As a personal trainer, I know the importance of accountability.
Sometimes we need to spend money to motivate us to do something and have someone support us on following through with a commitment. It happens to me all of the time.
Years ago, I had a client who paid me five days a week to just stand with her while she walked on a treadmill. As a new trainer in my twenties, I was frustrated that I could not show her all of my creative exercises and programs that I spent hours developing. Now that I am in my late forties, it makes total sense. Sometimes we just need that extra push.
The struggle is real when it comes to exercise and it extends beyond, to other habits that can be tough to maintain. So, I decided to come up with some strategies to make sure that I take care of what needs to get done, regardless of what my head is telling me.
In other words, I try to create strategies that allow me to hold myself accountable, so that I don’t need someone standing next to me to get in a workout or make the healthiest food choice.
For example, I try to drink a green juice every morning, but making it isn’t my favorite task. So, I reward myself with a Nespresso Latte after I get this concoction down. It’s a reward, like dessert after eating your veggies.
In terms of self-care, it don’t always feel like doing my full skin regimen, including mask, toner, hydration serum, and moisturizer.

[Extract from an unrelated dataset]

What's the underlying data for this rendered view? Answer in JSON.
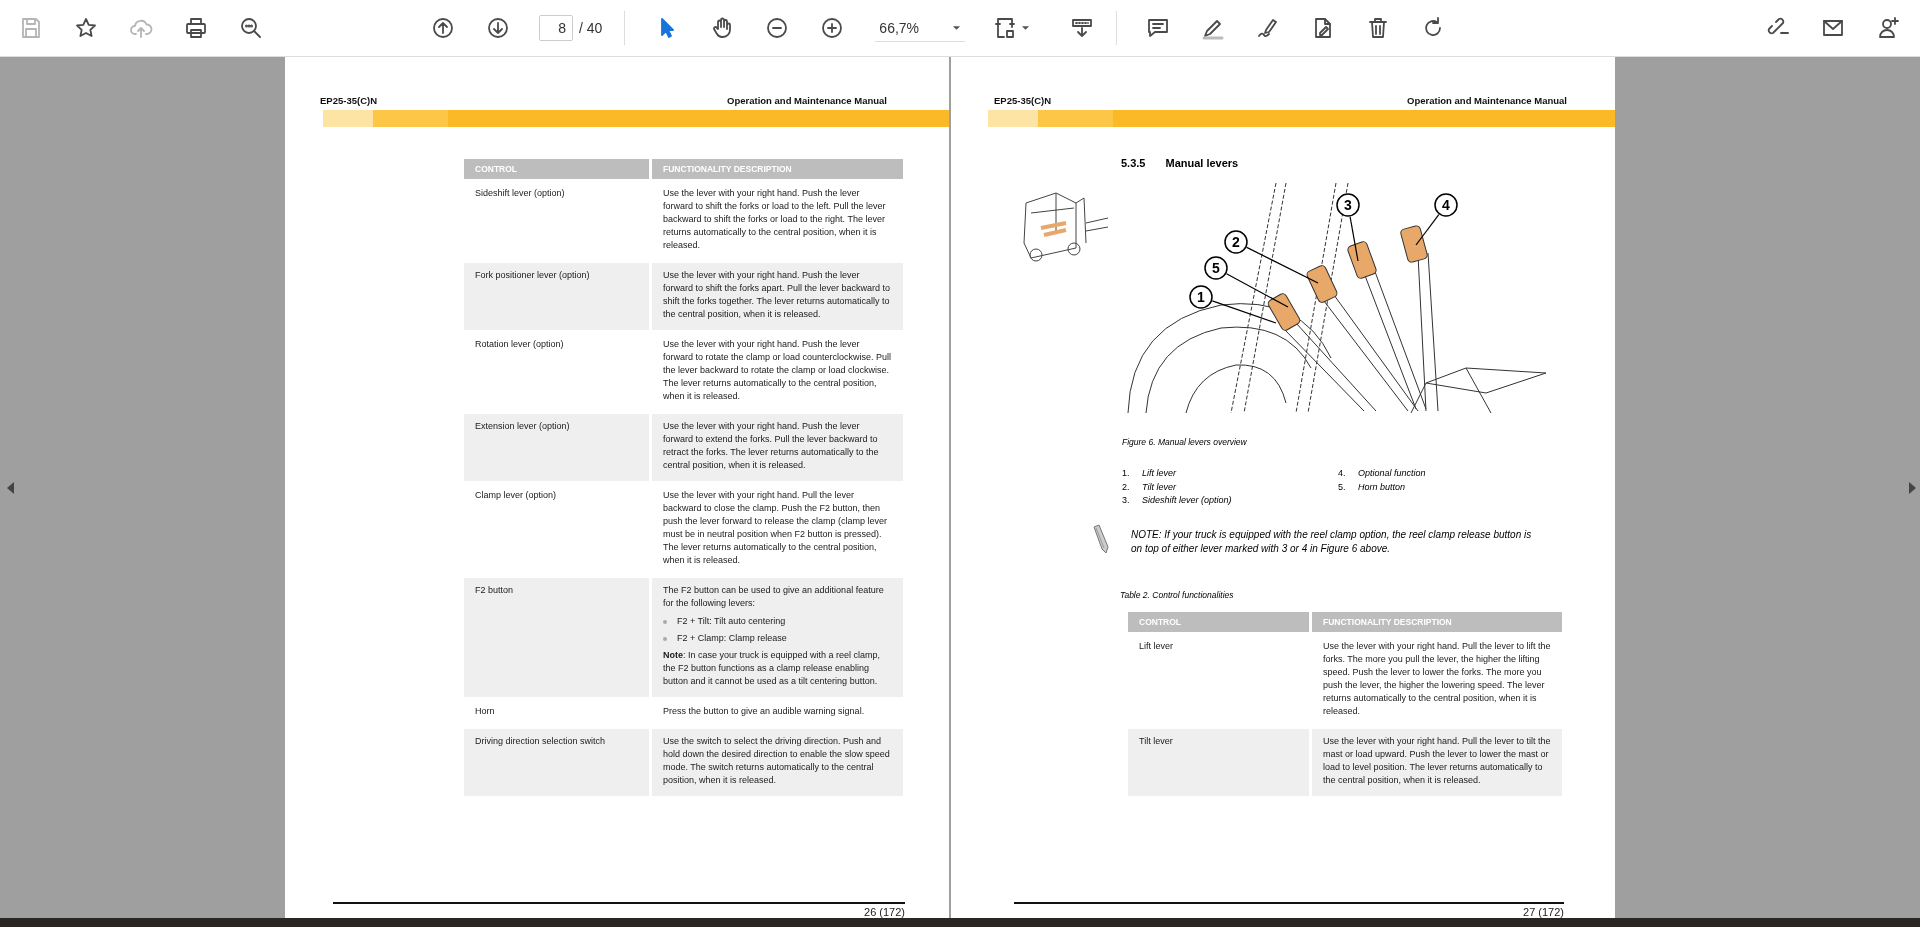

To make sure I don’t skip it, I keep the mask in the shower. That way, I am able to get the first step out of the way without a thought. Of course I have to finish the routine, but the step that takes the longest is done while I am washing my hair.
Keeping your kitchen stocked is key to eating healthy, but food shopping isn’t always the most thrilling task. To make sure I take care of it regularly, I go every Friday during my lunch hour, knowing that Friday night I am rewarded with sushi. I also go through the coupon fliers and come up with my meal plan before I go, so that I have great meals to look forward to the following week. Since I know chopping vegetables is a task I like to put off, I also chop all of the ingredients I need for dinner while making daily lunches. I learned that from the French. Mise en place is when you get all ingredients measured and prepped, so meal preparation is a breeze.
My point, in the end, is that sometimes we just have to change our thinking. I think to myself when making a choice: What if I had to do it? If you knew something would make you feel better, wouldn’t you want to do it? The purpose of these examples is to encourage you to make mindful decisions, but I’m also trying to lose the word “guilt” and understand that it’s okay to not be perfect.
Holding yourself accountable while allowing yourself some flexibility will lead you to a more Nutritious Life!
Laurie Condon is the director of new business for a publishing and media company. In addition to being Nutritious Life Certified, she’s a certified personal trainer and barre instructor and has been published in several fitness journals. She’s also on the board of the Long Island Coalition of the Homeless and is married with a 13-year-old son.
(Featured Photo: Shutterstock)